Individual investors may face many ‘known unknowns’ – or, things that they know they don’t know. The UK’s referendum on EU membership is one of them, confronting people with a large degree of uncertainty.
However, it’s not necessary to ‘make the right call’ on the referendum, or its consequences, to be a successful investor. Our approach is to trust the market to price securities fairly, taking into account broad expectations of future returns.
In arguing for the status quo, the ‘remain’ campaign is able to point out familiar characteristics of membership.
The ‘out’ campaign, however, is based on intangibles that can only be resolved after the result of the referendum is known. It’s impossible for any individual to predict the implications of these unknowns with certainty.

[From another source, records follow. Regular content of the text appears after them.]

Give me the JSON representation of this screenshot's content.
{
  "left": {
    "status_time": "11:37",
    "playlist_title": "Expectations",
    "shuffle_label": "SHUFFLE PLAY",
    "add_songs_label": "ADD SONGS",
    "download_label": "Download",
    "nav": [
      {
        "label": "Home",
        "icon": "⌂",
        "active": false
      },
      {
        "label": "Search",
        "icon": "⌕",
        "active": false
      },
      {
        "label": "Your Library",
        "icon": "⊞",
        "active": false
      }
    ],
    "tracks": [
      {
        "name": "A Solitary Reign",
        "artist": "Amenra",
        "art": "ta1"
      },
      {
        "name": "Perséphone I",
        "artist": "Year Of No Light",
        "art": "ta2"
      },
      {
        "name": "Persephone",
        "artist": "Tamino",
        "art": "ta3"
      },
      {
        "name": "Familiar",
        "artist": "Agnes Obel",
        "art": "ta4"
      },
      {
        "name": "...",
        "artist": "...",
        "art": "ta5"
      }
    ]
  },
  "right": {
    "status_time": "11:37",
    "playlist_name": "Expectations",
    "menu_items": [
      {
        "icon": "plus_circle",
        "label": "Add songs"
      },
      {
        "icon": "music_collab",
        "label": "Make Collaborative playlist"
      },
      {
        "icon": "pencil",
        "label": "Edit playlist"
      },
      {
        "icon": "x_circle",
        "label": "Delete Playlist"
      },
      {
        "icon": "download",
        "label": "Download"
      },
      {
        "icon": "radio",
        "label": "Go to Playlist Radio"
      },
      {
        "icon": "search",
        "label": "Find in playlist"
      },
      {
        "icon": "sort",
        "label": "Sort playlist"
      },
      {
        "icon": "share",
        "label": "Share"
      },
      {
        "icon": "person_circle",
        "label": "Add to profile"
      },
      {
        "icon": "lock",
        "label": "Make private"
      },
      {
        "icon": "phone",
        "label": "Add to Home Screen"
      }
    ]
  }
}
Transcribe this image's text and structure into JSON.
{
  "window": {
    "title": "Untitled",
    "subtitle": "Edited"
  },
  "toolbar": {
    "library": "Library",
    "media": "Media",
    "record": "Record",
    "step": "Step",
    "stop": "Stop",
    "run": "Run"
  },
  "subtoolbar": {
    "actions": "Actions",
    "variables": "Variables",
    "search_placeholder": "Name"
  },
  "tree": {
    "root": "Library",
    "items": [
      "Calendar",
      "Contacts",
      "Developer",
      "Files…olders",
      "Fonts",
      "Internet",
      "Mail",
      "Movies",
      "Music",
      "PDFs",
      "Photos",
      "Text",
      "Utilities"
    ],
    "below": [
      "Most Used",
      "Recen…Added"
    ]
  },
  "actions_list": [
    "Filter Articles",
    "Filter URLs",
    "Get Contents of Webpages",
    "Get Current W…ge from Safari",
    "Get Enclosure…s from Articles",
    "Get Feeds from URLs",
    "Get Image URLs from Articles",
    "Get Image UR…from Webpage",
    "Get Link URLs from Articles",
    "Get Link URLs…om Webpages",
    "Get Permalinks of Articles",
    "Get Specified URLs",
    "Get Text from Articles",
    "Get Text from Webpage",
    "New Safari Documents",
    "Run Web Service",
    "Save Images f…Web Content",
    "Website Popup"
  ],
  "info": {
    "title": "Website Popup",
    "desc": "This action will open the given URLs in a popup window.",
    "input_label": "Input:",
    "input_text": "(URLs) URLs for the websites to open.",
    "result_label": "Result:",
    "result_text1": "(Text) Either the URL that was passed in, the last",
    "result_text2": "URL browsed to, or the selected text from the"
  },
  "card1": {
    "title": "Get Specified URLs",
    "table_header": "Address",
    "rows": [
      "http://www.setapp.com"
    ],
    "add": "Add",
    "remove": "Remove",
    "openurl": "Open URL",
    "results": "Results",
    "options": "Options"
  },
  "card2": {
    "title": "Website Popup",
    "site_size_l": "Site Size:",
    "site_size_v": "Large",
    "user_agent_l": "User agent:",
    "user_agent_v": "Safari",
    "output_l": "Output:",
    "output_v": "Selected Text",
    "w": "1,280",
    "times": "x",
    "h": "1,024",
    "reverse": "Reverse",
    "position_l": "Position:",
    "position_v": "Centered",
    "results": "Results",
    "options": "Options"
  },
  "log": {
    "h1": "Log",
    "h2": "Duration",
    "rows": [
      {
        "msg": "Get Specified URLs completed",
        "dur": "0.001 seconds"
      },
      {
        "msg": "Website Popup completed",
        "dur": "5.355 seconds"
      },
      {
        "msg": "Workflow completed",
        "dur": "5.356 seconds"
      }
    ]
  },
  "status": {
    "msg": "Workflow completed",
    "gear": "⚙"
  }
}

But, this is no cause for concern. While the referendum is imminent and its implications are potentially vast and unpredictable, it’s not necessary for individual investors to make any judgement calls on the outcome. We have faced many uncertainties in the past – general elections, market crises, recessions, wars. Throughout all of them, the market has done its job of aggregating participants’ views about expected returns and priced assets accordingly.
And, while these events have caused uncertainty, volatility and short-term losses and gains, none of them have altered the expectation that stocks provide a good long-term return in real terms.
We have a global view of investing and we know that the market is very good at processing information that’s relevant to future returns. Because of this view, we don’t attempt to second-guess the market. We manage well-diversified portfolios that don’t rely on the outcome of individual events or decisions to target the expected long-term return.
The following chart illustrates this very point as it shows the long term performance of world markets from 1970 to 2015 through wars, crises and slumps. So, forget all the short term political manoeuvring and trust the markets in the long term.